Exercise instructions: Filter the entries, keeping every line with the string "name".

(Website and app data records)
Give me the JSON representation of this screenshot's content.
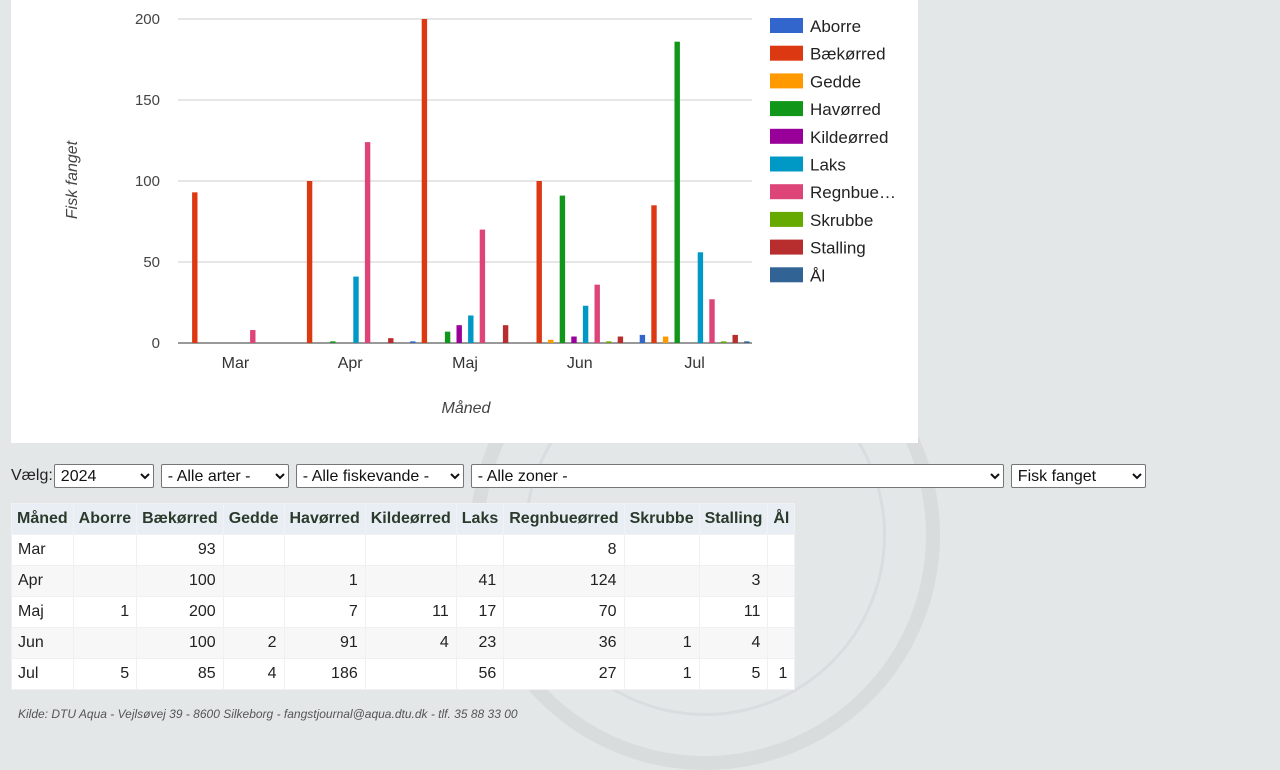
{
  "chart_data": {
    "type": "bar",
    "xlabel": "Måned",
    "ylabel": "Fisk fanget",
    "ylim": [
      0,
      200
    ],
    "yticks": [
      0,
      50,
      100,
      150,
      200
    ],
    "categories": [
      "Mar",
      "Apr",
      "Maj",
      "Jun",
      "Jul"
    ],
    "legend_position": "right",
    "grid": true,
    "series": [
      {
        "name": "Aborre",
        "color": "#3366cc",
        "values": [
          0,
          0,
          1,
          0,
          5
        ]
      },
      {
        "name": "Bækørred",
        "color": "#dc3912",
        "values": [
          93,
          100,
          200,
          100,
          85
        ]
      },
      {
        "name": "Gedde",
        "color": "#ff9900",
        "values": [
          0,
          0,
          0,
          2,
          4
        ]
      },
      {
        "name": "Havørred",
        "color": "#109618",
        "values": [
          0,
          1,
          7,
          91,
          186
        ]
      },
      {
        "name": "Kildeørred",
        "color": "#990099",
        "values": [
          0,
          0,
          11,
          4,
          0
        ]
      },
      {
        "name": "Laks",
        "color": "#0099c6",
        "values": [
          0,
          41,
          17,
          23,
          56
        ]
      },
      {
        "name": "Regnbue…",
        "color": "#dd4477",
        "values": [
          8,
          124,
          70,
          36,
          27
        ]
      },
      {
        "name": "Skrubbe",
        "color": "#66aa00",
        "values": [
          0,
          0,
          0,
          1,
          1
        ]
      },
      {
        "name": "Stalling",
        "color": "#b82e2e",
        "values": [
          0,
          3,
          11,
          4,
          5
        ]
      },
      {
        "name": "Ål",
        "color": "#316395",
        "values": [
          0,
          0,
          0,
          0,
          1
        ]
      }
    ]
  },
  "controls": {
    "label": "Vælg:",
    "year": "2024",
    "species": "- Alle arter -",
    "waters": "- Alle fiskevande -",
    "zones": "- Alle zoner -",
    "metric": "Fisk fanget"
  },
  "table": {
    "headers": [
      "Måned",
      "Aborre",
      "Bækørred",
      "Gedde",
      "Havørred",
      "Kildeørred",
      "Laks",
      "Regnbueørred",
      "Skrubbe",
      "Stalling",
      "Ål"
    ],
    "rows": [
      [
        "Mar",
        "",
        "93",
        "",
        "",
        "",
        "",
        "8",
        "",
        "",
        ""
      ],
      [
        "Apr",
        "",
        "100",
        "",
        "1",
        "",
        "41",
        "124",
        "",
        "3",
        ""
      ],
      [
        "Maj",
        "1",
        "200",
        "",
        "7",
        "11",
        "17",
        "70",
        "",
        "11",
        ""
      ],
      [
        "Jun",
        "",
        "100",
        "2",
        "91",
        "4",
        "23",
        "36",
        "1",
        "4",
        ""
      ],
      [
        "Jul",
        "5",
        "85",
        "4",
        "186",
        "",
        "56",
        "27",
        "1",
        "5",
        "1"
      ]
    ]
  },
  "footer": {
    "text": "Kilde: DTU Aqua - Vejlsøvej 39 - 8600 Silkeborg - fangstjournal@aqua.dtu.dk - tlf. 35 88 33 00"
  }
}
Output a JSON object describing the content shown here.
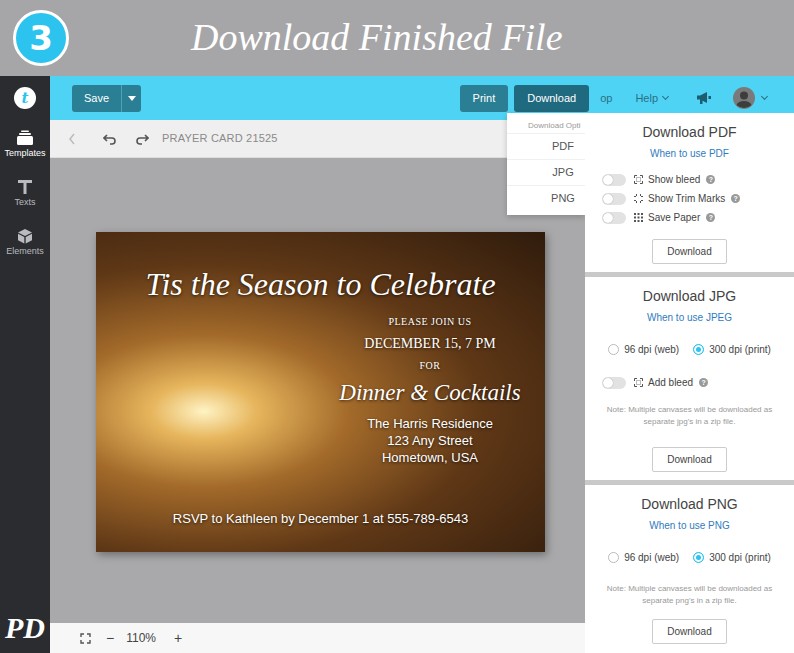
{
  "banner": {
    "step": "3",
    "title": "Download Finished File"
  },
  "sidebar": {
    "logo": "t",
    "items": [
      {
        "label": "Templates",
        "selected": true
      },
      {
        "label": "Texts",
        "selected": false
      },
      {
        "label": "Elements",
        "selected": false
      }
    ],
    "watermark": "PD"
  },
  "topbar": {
    "save": {
      "label": "Save"
    },
    "buttons": [
      {
        "label": "Print",
        "selected": false
      },
      {
        "label": "Download",
        "selected": true
      }
    ],
    "cut_label": "op",
    "help": "Help"
  },
  "document": {
    "title": "PRAYER CARD 21525"
  },
  "zoom": {
    "out": "−",
    "level": "110%",
    "in": "+"
  },
  "design": {
    "lines": [
      {
        "text": "Tis the Season to Celebrate",
        "kind": "headline"
      },
      {
        "text": "PLEASE JOIN US",
        "kind": "small-caps"
      },
      {
        "text": "DECEMBER 15, 7 PM",
        "kind": "caps"
      },
      {
        "text": "FOR",
        "kind": "small-caps"
      },
      {
        "text": "Dinner & Cocktails",
        "kind": "script"
      },
      {
        "text": "The Harris Residence",
        "kind": "body"
      },
      {
        "text": "123 Any Street",
        "kind": "body"
      },
      {
        "text": "Hometown, USA",
        "kind": "body"
      },
      {
        "text": "RSVP to Kathleen by December 1 at 555-789-6543",
        "kind": "footer"
      }
    ]
  },
  "dropdown": {
    "header": "Download Opti",
    "items": [
      {
        "label": "PDF"
      },
      {
        "label": "JPG"
      },
      {
        "label": "PNG"
      }
    ]
  },
  "panels": [
    {
      "title": "Download PDF",
      "help_link": "When to use PDF",
      "toggles": [
        {
          "label": "Show bleed",
          "on": false,
          "help": "?"
        },
        {
          "label": "Show Trim Marks",
          "on": false,
          "help": "?"
        },
        {
          "label": "Save Paper",
          "on": false,
          "help": "?"
        }
      ],
      "button": "Download"
    },
    {
      "title": "Download JPG",
      "help_link": "When to use JPEG",
      "dpi": [
        {
          "label": "96 dpi (web)",
          "selected": false
        },
        {
          "label": "300 dpi (print)",
          "selected": true
        }
      ],
      "toggles": [
        {
          "label": "Add bleed",
          "on": false,
          "help": "?"
        }
      ],
      "note": "Note: Multiple canvases will be downloaded as separate jpg's in a zip file.",
      "button": "Download"
    },
    {
      "title": "Download PNG",
      "help_link": "When to use PNG",
      "dpi": [
        {
          "label": "96 dpi (web)",
          "selected": false
        },
        {
          "label": "300 dpi (print)",
          "selected": true
        }
      ],
      "note": "Note: Multiple canvases will be downloaded as separate png's in a zip file.",
      "button": "Download"
    }
  ]
}
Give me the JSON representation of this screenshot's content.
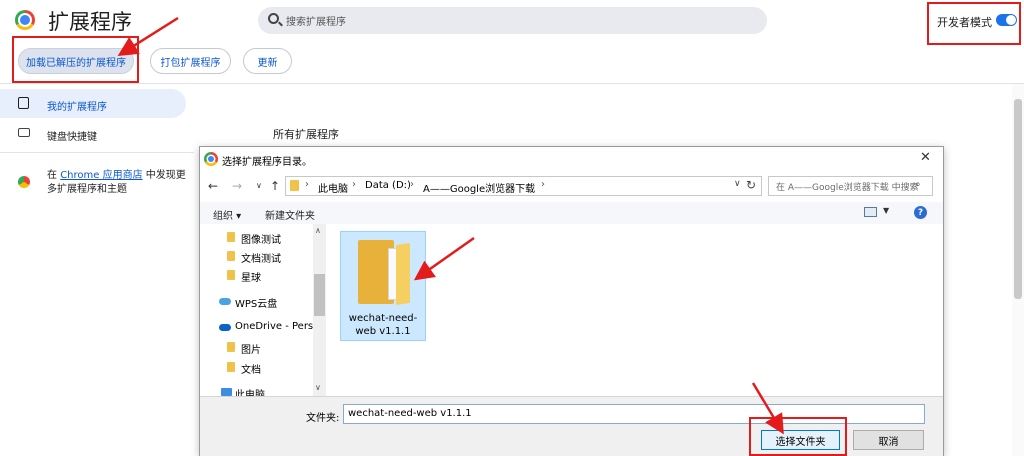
{
  "header": {
    "title": "扩展程序",
    "search_placeholder": "搜索扩展程序",
    "dev_mode_label": "开发者模式",
    "dev_mode_on": true
  },
  "toolbar": {
    "load_unpacked": "加载已解压的扩展程序",
    "pack": "打包扩展程序",
    "update": "更新"
  },
  "sidebar": {
    "items": [
      {
        "label": "我的扩展程序",
        "icon": "puzzle-icon",
        "active": true
      },
      {
        "label": "键盘快捷键",
        "icon": "keyboard-icon",
        "active": false
      }
    ],
    "store_prefix": "在 ",
    "store_link": "Chrome 应用商店",
    "store_suffix": " 中发现更多扩展程序和主题"
  },
  "main": {
    "section_title": "所有扩展程序"
  },
  "dialog": {
    "title": "选择扩展程序目录。",
    "breadcrumb": [
      "此电脑",
      "Data (D:)",
      "A——Google浏览器下载"
    ],
    "search_placeholder": "在 A——Google浏览器下载 中搜索",
    "organize": "组织 ▾",
    "new_folder": "新建文件夹",
    "tree": [
      {
        "label": "图像测试",
        "type": "folder"
      },
      {
        "label": "文档测试",
        "type": "folder"
      },
      {
        "label": "星球",
        "type": "folder"
      },
      {
        "label": "WPS云盘",
        "type": "cloud"
      },
      {
        "label": "OneDrive - Perso",
        "type": "onedrive"
      },
      {
        "label": "图片",
        "type": "folder"
      },
      {
        "label": "文档",
        "type": "folder"
      },
      {
        "label": "此电脑",
        "type": "pc"
      }
    ],
    "file": {
      "name": "wechat-need-web v1.1.1",
      "selected": true
    },
    "folder_label": "文件夹:",
    "folder_value": "wechat-need-web v1.1.1",
    "select_button": "选择文件夹",
    "cancel_button": "取消"
  },
  "colors": {
    "accent": "#0b57d0",
    "annotation": "#e31b1b",
    "toggle": "#1a73e8",
    "folder": "#f1c24a"
  }
}
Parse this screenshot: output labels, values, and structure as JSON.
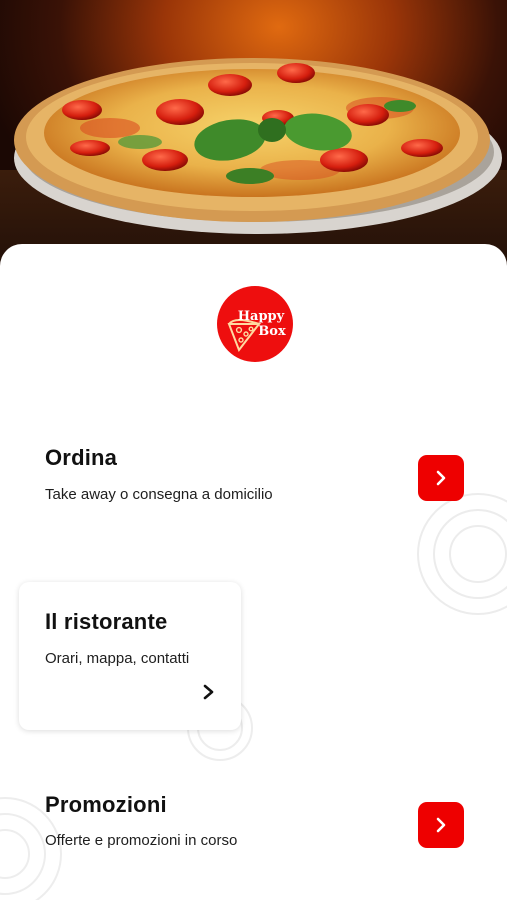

Task result:
        "name": "Aborre",
        "name": "Bækørred",
        "name": "Gedde",
        "name": "Havørred",
        "name": "Kildeørred",
        "name": "Laks",
        "name": "Regnbue…",
        "name": "Skrubbe",
        "name": "Stalling",
        "name": "Ål",
      "name": "wechat-need-web v1.1.1",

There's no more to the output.